(Data about app and page elements)
__________________________________________________

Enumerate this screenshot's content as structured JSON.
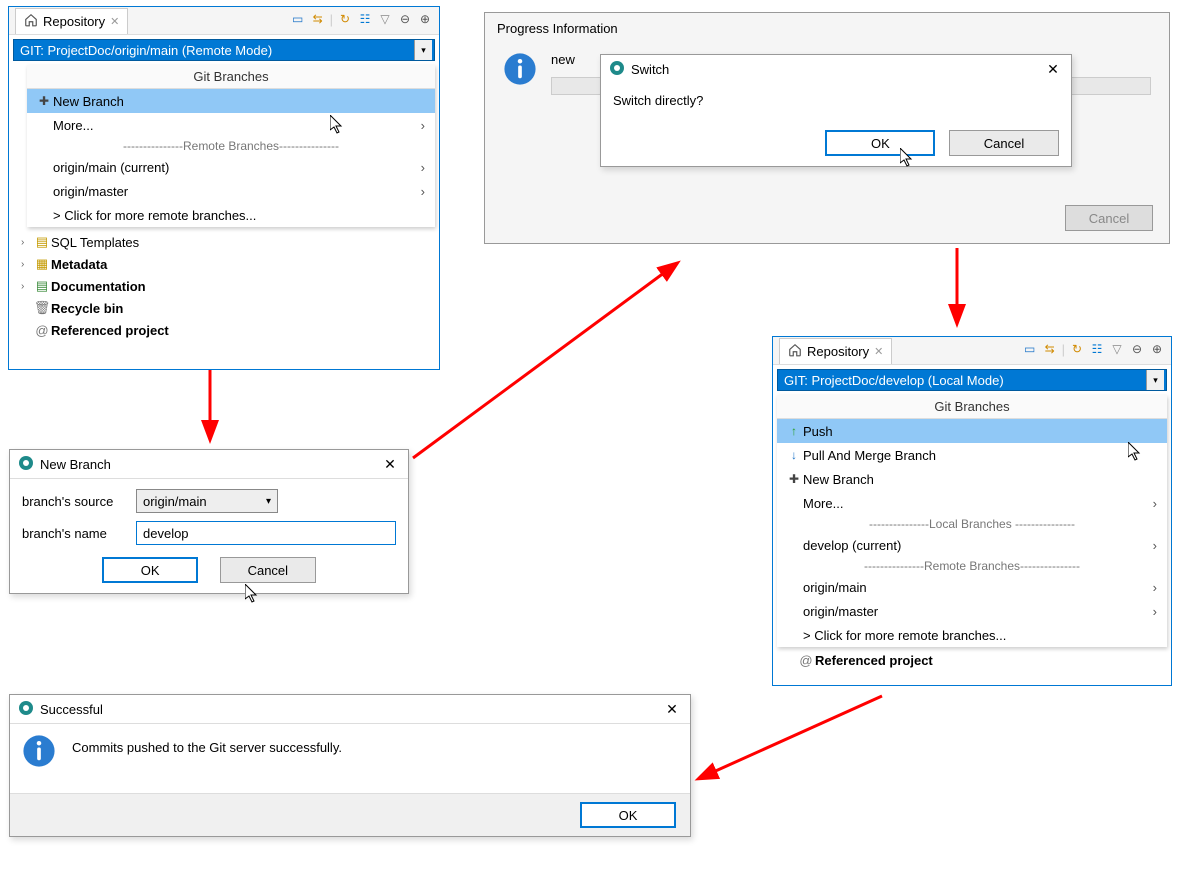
{
  "repo1": {
    "tab_label": "Repository",
    "git_select": "GIT: ProjectDoc/origin/main   (Remote Mode)",
    "branches_header": "Git Branches",
    "new_branch": "New Branch",
    "more": "More...",
    "remote_sep": "---------------Remote Branches---------------",
    "origin_main": "origin/main (current)",
    "origin_master": "origin/master",
    "more_remote": "> Click for more remote branches...",
    "tree": {
      "sql_templates": "SQL Templates",
      "metadata": "Metadata",
      "documentation": "Documentation",
      "recycle": "Recycle bin",
      "referenced": "Referenced project"
    }
  },
  "progress": {
    "title": "Progress Information",
    "partial_text": "new",
    "cancel": "Cancel"
  },
  "switch_dlg": {
    "title": "Switch",
    "question": "Switch directly?",
    "ok": "OK",
    "cancel": "Cancel"
  },
  "newbranch": {
    "title": "New Branch",
    "source_label": "branch's source",
    "source_value": "origin/main",
    "name_label": "branch's name",
    "name_value": "develop",
    "ok": "OK",
    "cancel": "Cancel"
  },
  "repo2": {
    "tab_label": "Repository",
    "git_select": "GIT: ProjectDoc/develop   (Local Mode)",
    "branches_header": "Git Branches",
    "push": "Push",
    "pull": "Pull And Merge Branch",
    "new_branch": "New Branch",
    "more": "More...",
    "local_sep": "---------------Local   Branches  ---------------",
    "develop": "develop (current)",
    "remote_sep": "---------------Remote Branches---------------",
    "origin_main": "origin/main",
    "origin_master": "origin/master",
    "more_remote": "> Click for more remote branches...",
    "referenced": "Referenced project"
  },
  "success": {
    "title": "Successful",
    "msg": "Commits pushed to the Git server successfully.",
    "ok": "OK"
  }
}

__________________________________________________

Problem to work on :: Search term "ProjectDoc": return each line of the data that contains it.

Answer area ::
    "git_select": "GIT: ProjectDoc/origin/main   (Remote Mode)",
    "git_select": "GIT: ProjectDoc/develop   (Local Mode)",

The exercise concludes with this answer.